2. Of Alexandria, a Stoic philosopher and grammarian, and an historical writer, was the chief librarian of the Alexandrian library, or at least of that part of it which was kept in the temple of Serapis.
He is called ἱερογραμματεύς
, that is, keeper and expounder of the sacred books. (Tzetz. in Hom. Il.
p. 123. 11, 28, p. 146. 16; Euseb. Praep. Evang.
He was the teacher of Dionysius of Alexandria, who succeeded him, and and who flourished from the time of Nero to that of Trajan. (Suid. s. v. Διονύσιος Ἀλεξανδρεύς
This fixes his date to the first half of the first century after Christ; and this is confirmed by the mention of him in connexion with Cornutus. (Suid. s. v. Ὠριγένης
; Euseb. Hist. Eccl. 6.1.9
He accompanied Aelius Gallus in his expedition up Egypt [GALLUS, AELIUS], and made great professions of his astronomical knowledge, but incurred much ridicule on account of his ignorance (Strab. xvii. p.806
): but the suspicion of Fabricius, that this account refers to a different person, is perhaps not altogether groundless. (Bibl.

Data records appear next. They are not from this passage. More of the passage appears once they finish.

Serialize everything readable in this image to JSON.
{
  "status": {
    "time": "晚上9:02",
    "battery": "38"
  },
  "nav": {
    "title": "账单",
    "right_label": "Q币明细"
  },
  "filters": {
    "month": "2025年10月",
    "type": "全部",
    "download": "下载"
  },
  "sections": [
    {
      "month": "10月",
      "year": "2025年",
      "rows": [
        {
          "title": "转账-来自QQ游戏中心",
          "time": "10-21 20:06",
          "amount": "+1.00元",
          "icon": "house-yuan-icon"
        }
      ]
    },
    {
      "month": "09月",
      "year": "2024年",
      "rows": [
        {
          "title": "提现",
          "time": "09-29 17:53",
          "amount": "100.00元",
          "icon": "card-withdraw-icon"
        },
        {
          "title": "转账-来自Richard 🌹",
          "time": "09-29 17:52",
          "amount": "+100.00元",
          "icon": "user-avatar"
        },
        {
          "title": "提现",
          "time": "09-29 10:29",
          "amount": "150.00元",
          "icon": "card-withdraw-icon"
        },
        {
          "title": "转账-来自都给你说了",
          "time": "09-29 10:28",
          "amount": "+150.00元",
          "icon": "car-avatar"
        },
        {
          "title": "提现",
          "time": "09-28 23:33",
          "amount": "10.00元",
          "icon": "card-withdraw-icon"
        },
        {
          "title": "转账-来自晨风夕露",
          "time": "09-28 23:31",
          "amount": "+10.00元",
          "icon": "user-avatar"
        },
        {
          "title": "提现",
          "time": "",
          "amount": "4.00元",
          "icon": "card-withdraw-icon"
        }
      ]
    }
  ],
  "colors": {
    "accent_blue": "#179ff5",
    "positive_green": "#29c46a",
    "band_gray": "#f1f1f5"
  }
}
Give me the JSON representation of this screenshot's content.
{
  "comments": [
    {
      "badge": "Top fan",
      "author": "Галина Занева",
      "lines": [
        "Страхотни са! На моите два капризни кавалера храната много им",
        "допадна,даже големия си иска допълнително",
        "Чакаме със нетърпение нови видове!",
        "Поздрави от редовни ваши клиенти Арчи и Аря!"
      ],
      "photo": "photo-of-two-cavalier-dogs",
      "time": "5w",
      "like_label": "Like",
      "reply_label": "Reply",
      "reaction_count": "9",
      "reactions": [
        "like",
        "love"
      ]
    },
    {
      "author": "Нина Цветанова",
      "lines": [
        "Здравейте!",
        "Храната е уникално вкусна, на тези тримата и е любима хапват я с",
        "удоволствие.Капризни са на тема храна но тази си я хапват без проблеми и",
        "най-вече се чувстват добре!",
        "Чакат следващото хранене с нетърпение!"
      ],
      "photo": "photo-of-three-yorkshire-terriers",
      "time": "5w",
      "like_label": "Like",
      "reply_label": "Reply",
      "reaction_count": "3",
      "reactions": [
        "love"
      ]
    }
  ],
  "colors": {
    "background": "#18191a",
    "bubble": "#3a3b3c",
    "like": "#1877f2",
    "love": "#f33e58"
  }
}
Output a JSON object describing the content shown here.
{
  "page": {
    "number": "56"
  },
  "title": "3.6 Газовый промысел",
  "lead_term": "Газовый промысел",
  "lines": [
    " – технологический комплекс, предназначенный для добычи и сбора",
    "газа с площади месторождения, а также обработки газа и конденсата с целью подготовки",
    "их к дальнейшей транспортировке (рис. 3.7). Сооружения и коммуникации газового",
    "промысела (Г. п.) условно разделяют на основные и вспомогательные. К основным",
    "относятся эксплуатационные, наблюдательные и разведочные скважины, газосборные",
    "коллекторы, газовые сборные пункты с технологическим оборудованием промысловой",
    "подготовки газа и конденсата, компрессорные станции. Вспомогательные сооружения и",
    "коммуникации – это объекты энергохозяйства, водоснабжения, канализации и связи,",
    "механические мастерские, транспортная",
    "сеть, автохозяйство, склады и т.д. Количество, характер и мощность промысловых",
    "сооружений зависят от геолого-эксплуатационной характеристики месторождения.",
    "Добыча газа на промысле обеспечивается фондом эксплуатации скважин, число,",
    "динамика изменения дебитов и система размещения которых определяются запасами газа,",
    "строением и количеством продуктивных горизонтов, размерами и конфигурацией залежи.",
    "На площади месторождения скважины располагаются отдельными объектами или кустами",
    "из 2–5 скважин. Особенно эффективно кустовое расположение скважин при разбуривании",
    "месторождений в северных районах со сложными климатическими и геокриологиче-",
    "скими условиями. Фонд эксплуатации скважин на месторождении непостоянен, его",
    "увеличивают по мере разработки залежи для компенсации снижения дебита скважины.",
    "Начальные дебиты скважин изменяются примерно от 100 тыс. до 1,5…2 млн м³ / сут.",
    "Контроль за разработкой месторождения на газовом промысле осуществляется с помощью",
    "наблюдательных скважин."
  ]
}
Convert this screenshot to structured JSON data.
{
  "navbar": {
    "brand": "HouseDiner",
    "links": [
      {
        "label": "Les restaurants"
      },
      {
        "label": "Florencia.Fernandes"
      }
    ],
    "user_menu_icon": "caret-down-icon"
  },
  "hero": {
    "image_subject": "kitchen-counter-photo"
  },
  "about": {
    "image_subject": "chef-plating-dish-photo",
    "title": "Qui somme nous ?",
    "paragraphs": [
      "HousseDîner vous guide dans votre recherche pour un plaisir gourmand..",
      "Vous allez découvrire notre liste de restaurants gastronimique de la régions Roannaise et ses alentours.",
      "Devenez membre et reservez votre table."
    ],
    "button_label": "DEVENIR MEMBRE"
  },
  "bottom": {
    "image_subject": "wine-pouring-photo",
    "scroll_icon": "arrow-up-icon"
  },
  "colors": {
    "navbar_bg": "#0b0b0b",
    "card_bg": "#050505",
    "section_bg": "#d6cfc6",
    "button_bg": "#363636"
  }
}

Graec.
iii. p. 546.)
He was afterwards called to Rome, and became the preceptor of Nero, in conjunction with Alexander of Aegae. (Suid. s. v. Ἀλέξανδρος Αἰγαῖος
History of Egypt
His chief work was a history of Egypt, which embraced both its sacred and profane history.
An interesting fragment respecting the Egyptian priests is preserved by Porphyry (de Abstinent.
4.6) and Jerome (c. Jovinianum,
He also wrote On Hieroglyphics
), (Suid. s. v. Ἱερογλυφικά
Origen. c. Cels.
1.59: perhaps in Seneca, Quaest. Nat.
7.5, we should read Chaeremon
but this is not certain, for Charimander is mentioned by Pappus, lib. vii. p. 247).
This is quoted by Apollonius. (Bekker, Anecdot. Graec.
2.28, p. 515. 15.)
As an historian, Chaeremon is charged by Josephus with wilful falsehood (c. Apion.
cc. 32, 33).
This charge seems to be not unfounded, for, besides the proofs of it alleged by Josephus, we are informed by Tzetzes ( Chil.
5.6), that Chaeremon stated that the phoenix lived 7000 years !
Of his philosophical views we only know that he was a Stoic, and that he was the leader of that party which explained the Egyptian religious system as a mere allegory of the worship of nature, as displayed in the visible world (ὁρώμενοι κόσμοι
) in opposition to the views of IAMBLICHUS. His works were studied by Origen. (Suid. s. v. Ὠριγένης
; Euseb. Hist. Eccl. 6.19
.) Martial (11.56
) wrote an epigram upon him.
Ionsius, de Script. Hist. Philos.
p. 208; Brucker, Hist. Crit. Phil.
ii. p. 543, &c.; Kruger, Hist. Philos. Ant.
p. 407; Vossius. de Hist. Graec.
pp. 209, 210, ed. Westermann.